Warren presses defense secretary on wasteful contractor spending
Sen. Elizabeth Warren (D-Mass.) said adding to the Pentagon's topline for 2023 to account for inflation would just invite "defense contractors to pick taxpayers' pockets."
The defense secretary fielded questions about the potential for wasteful spending and overpricing from defense contractors Thursday as Sen. Elizabeth Warren (D-Mass.) took aim at congressional Republicans' calls to increase defense topline spending to account for inflation.
"In the new budget, the Pentagon is asking for a lot of money: $773 billion. But some lawmakers say this is too low and last week they proposed adding as much as $90 billion to $100 billion more. The claim is that the extra money is needed because of inflation," Warren said during an April 7 Senate Armed Services Committee hearing on the 2023 defense budget.
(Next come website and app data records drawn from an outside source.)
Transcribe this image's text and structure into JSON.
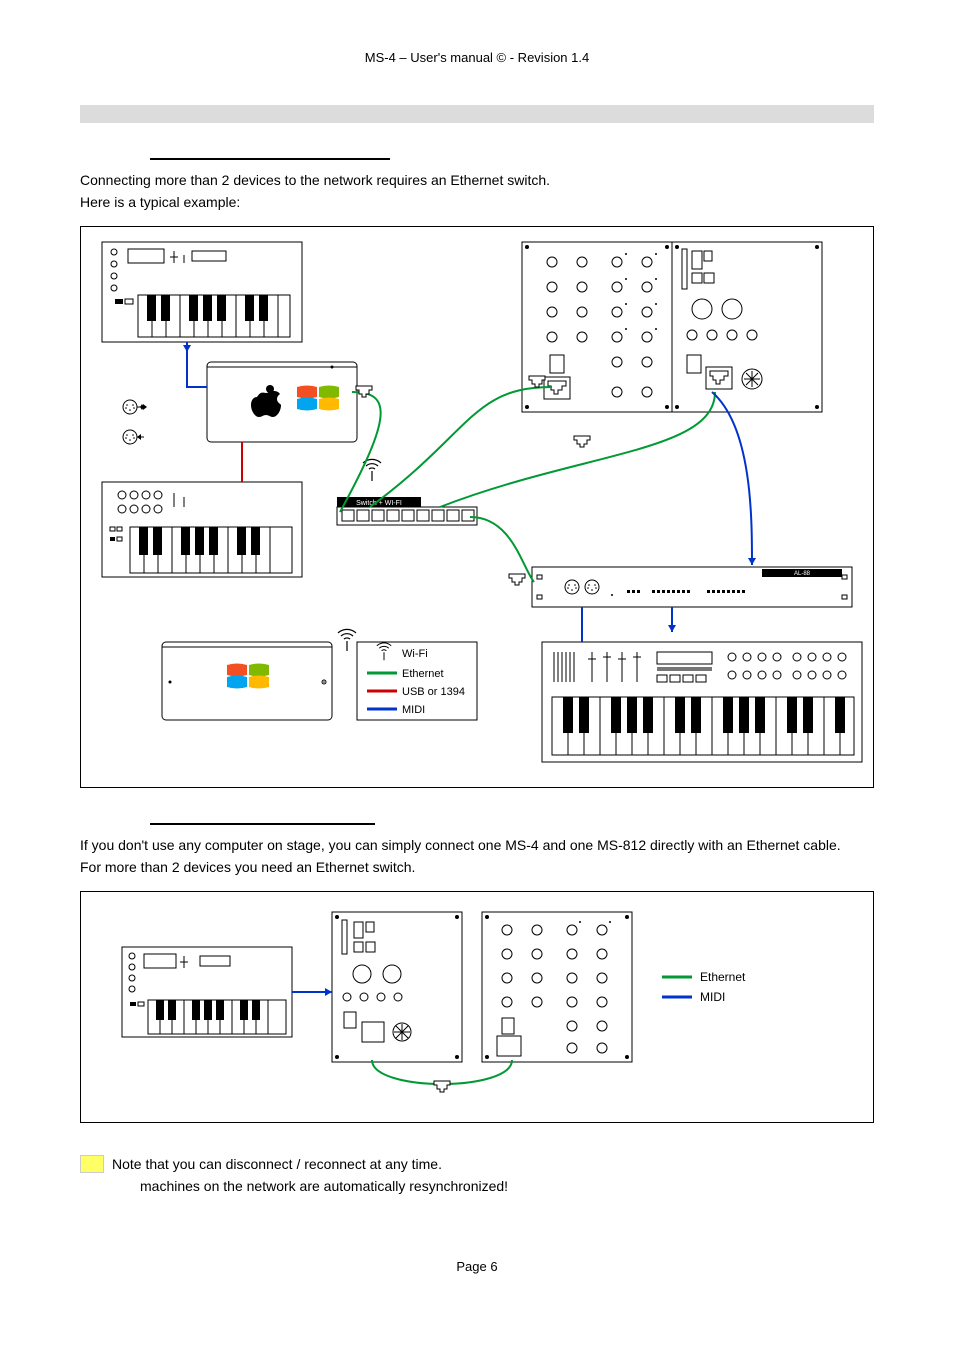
{
  "header": "MS-4   – User's manual ©   -   Revision 1.4",
  "sec1_intro1": "Connecting more than 2 devices to the network requires an Ethernet switch.",
  "sec1_intro2": "Here is a typical example:",
  "diagram1": {
    "switch_label": "Switch + WI-FI",
    "al88": "AL-88",
    "legend": {
      "wifi": "Wi-Fi",
      "ethernet": "Ethernet",
      "usb": "USB or 1394",
      "midi": "MIDI"
    }
  },
  "sec2_intro1": "If you don't use any computer on stage, you can simply connect one MS-4 and one MS-812 directly with an Ethernet cable.",
  "sec2_intro2": "For more than 2 devices you need an Ethernet switch.",
  "diagram2": {
    "legend": {
      "ethernet": "Ethernet",
      "midi": "MIDI"
    }
  },
  "note_line1": "Note that you can disconnect / reconnect at any time.",
  "note_line2": "machines on the network are automatically resynchronized!",
  "footer": "Page 6"
}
"Now, there's no question that inflation is raising costs across the country, but we've also seen big companies take advantage of inflation to jack up prices and to pad their profit margins. That is a particular problem in industries with lots of consolidation."
Warren highlighted concerns that more money for DOD under the guise of inflation could lead to price-gouging, increased stock repurchases, or otherwise unjustified revenue growth for some defense contractors.
One prominent example of that, not mentioned at the hearing, was a recent investigation into DOD contracts with TransDigm, which designs, produces, and supplies spare parts for aircrafts in which the inspector general recommended a $20.8 million refund in excess profit from overpricing.
"Price gouging by defense contractors has been a big problem for a long time," Warren said.
"And CEOs are already bragging to their investors that profits will be even higher this year. That kind of profiteering wastes taxpayer dollars and it hurts military readiness."
Warren's comments come after the Pentagon produced a report that found increased consolidation among defense industry companies – with the pool shrinking by nearly 90% in 30 years. The line of inquiry also seems to take aim at a longstanding push by Republicans to increase topline spending to reflect "real growth" that keeps pace with inflation.
Ranking members for the congressional defense committees, Sen. Jim Inhofe (R-Okla.) and Rep. Mike Rogers (R-Ala.) asked the Pentagon for clarity on how inflation affects operations in a March 17 letter.
"Put simply, the inflation we are experiencing is effectively a 5 to 8 percent cut to the Department's buying power, which could amount to between $20-$30 billion in unfunded costs in fiscal year 2022 alone, not to mention lost buying power in fiscal year 2021 and potential lost buying power in fiscal year 2023," the ranking members wrote.
During the hearing, Warren challenged that assessment saying that routinely adding billions of dollars to the Defense Department's already increasing budget to cover inflation each year "invites defense contractors to pick taxpayers' pockets."
"The American people are willing to pay to defend this country but they're not going to sit still for being gouged by hugely profitable defense companies," Warren said.
Defense Secretary Lloyd Austin said he was "comfortable" with the "robust" 2023 budget request and its ability "to get the capabilities that we need to support our operational concepts," adding that he would commit to contract oversight and management that ensures the best value for taxpayer investments.
"This budget gives us what we need," Austin said.